EXERCISE BRIEF: Every line in the records below that holds the word "Strategy" is to be copied.

EXERCISE MATERIALS:

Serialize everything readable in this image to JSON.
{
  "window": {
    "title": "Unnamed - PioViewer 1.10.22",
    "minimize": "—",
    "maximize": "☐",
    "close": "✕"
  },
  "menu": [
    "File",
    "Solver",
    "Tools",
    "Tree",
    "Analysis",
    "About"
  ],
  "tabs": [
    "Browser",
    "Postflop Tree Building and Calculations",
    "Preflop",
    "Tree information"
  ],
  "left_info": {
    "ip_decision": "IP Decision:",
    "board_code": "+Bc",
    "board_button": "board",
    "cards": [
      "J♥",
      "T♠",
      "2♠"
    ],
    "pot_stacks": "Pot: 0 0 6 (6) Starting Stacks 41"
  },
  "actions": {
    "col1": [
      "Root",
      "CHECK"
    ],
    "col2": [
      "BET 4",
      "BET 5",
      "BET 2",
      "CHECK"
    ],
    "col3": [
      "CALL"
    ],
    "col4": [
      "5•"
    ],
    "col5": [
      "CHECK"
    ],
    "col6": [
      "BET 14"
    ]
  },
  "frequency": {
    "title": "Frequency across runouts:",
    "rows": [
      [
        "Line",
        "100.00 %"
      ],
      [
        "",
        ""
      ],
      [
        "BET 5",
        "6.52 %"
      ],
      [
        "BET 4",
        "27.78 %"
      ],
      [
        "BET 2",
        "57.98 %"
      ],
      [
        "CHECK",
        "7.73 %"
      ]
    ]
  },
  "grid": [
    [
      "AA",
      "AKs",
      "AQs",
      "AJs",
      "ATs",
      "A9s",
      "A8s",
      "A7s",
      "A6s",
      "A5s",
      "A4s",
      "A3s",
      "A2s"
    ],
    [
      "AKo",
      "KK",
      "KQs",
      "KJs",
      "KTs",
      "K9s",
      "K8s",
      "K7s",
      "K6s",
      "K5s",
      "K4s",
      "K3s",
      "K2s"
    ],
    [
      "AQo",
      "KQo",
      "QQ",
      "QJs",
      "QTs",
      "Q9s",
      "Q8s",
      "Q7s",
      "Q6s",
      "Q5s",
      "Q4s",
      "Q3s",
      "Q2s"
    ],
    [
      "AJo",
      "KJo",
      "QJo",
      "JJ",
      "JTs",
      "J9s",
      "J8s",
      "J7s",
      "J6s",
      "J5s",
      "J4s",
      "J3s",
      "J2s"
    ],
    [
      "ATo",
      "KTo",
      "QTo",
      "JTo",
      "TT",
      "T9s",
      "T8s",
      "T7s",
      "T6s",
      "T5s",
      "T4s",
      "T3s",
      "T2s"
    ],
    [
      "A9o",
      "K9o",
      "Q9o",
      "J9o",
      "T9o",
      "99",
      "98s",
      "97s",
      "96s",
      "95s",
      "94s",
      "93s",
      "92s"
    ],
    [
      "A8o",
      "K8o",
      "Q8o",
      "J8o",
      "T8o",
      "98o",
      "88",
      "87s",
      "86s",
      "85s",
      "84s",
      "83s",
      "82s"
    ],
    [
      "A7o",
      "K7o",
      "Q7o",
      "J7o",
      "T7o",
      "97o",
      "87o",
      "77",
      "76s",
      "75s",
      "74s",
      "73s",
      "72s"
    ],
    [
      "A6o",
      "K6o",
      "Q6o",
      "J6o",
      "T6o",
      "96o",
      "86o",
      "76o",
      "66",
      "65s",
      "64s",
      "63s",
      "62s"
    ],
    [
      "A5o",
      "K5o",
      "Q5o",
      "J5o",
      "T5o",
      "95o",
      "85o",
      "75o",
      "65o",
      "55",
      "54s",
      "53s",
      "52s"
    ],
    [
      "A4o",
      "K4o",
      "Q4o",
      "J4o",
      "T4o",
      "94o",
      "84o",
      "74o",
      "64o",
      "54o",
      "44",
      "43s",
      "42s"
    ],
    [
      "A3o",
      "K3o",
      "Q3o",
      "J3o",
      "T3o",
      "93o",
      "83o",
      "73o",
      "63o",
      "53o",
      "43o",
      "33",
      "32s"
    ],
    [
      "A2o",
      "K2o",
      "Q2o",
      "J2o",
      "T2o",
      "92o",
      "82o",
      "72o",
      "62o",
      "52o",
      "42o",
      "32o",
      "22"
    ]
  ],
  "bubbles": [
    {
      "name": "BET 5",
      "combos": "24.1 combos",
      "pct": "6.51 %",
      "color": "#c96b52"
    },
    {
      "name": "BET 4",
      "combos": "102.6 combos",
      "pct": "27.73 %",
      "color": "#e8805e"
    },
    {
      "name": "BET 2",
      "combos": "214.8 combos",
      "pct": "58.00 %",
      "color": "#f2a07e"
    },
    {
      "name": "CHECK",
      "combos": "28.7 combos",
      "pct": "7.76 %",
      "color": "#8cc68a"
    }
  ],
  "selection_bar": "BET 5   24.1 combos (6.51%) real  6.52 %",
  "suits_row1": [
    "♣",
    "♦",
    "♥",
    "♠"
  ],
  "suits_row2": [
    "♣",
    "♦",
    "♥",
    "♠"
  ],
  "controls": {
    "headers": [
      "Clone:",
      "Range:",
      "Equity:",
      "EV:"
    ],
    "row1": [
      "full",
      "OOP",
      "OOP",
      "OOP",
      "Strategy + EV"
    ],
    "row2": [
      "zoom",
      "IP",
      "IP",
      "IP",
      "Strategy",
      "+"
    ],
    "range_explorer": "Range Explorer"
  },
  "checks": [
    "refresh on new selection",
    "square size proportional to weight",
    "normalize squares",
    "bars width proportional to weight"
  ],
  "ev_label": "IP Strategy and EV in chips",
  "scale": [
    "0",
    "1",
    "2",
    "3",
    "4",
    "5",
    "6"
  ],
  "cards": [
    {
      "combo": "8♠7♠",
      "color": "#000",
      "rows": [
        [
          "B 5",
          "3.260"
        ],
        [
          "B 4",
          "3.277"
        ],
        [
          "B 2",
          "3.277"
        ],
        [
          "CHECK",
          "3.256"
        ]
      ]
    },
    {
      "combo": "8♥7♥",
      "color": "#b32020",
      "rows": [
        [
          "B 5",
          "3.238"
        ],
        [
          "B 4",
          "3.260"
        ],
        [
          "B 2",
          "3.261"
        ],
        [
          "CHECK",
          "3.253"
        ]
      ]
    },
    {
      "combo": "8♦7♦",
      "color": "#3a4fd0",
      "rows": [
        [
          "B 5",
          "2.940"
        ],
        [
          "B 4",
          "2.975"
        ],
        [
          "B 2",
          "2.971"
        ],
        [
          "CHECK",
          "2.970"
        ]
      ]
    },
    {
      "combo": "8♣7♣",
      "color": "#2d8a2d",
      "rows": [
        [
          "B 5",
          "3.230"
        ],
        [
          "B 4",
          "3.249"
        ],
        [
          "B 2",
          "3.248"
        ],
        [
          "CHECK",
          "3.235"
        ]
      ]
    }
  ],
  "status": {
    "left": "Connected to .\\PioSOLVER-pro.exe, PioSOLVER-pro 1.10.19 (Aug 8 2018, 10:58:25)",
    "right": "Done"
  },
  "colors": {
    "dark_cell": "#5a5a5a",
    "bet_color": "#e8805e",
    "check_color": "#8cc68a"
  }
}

TASK ANSWER:
      "Strategy + EV"
      "Strategy",
  "ev_label": "IP Strategy and EV in chips",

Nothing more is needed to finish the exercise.